Lines containing the word "权益名称" are the ones to copy from the records below.

### Listed entries:
▽

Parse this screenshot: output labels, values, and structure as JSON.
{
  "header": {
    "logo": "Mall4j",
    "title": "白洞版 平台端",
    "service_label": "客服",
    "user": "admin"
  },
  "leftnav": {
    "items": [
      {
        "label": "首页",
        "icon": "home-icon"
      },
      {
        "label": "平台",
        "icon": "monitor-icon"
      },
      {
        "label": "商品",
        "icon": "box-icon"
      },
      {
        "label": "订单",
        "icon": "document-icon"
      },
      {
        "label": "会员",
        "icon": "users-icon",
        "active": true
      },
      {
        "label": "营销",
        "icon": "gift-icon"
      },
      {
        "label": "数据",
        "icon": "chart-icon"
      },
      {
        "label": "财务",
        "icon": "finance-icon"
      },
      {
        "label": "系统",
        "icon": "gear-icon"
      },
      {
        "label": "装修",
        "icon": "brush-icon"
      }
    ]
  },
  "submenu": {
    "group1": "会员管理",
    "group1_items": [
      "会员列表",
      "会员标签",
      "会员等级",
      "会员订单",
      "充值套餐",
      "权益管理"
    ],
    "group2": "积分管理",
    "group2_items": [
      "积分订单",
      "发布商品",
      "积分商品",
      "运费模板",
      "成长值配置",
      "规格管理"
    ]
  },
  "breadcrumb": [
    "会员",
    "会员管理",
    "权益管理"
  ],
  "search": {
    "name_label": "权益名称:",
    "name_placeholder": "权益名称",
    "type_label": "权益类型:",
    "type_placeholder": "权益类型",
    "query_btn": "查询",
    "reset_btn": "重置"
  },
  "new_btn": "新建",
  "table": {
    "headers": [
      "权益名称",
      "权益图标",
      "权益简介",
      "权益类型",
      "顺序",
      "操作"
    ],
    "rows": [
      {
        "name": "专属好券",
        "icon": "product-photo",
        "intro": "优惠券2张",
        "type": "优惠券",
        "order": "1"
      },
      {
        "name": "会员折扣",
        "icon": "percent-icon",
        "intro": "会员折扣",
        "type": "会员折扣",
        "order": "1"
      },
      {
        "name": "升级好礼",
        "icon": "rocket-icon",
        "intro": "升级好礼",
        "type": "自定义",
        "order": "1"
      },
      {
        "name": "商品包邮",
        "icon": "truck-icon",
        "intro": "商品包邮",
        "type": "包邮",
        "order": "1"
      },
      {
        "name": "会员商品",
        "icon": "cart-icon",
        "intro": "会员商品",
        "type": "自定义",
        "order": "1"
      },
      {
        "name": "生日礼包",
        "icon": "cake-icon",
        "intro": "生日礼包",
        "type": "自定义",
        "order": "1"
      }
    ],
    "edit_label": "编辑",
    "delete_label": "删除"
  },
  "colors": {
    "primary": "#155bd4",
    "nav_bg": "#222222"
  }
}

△

### Answer space:
    "name_label": "权益名称:",
    "name_placeholder": "权益名称",
      "权益名称",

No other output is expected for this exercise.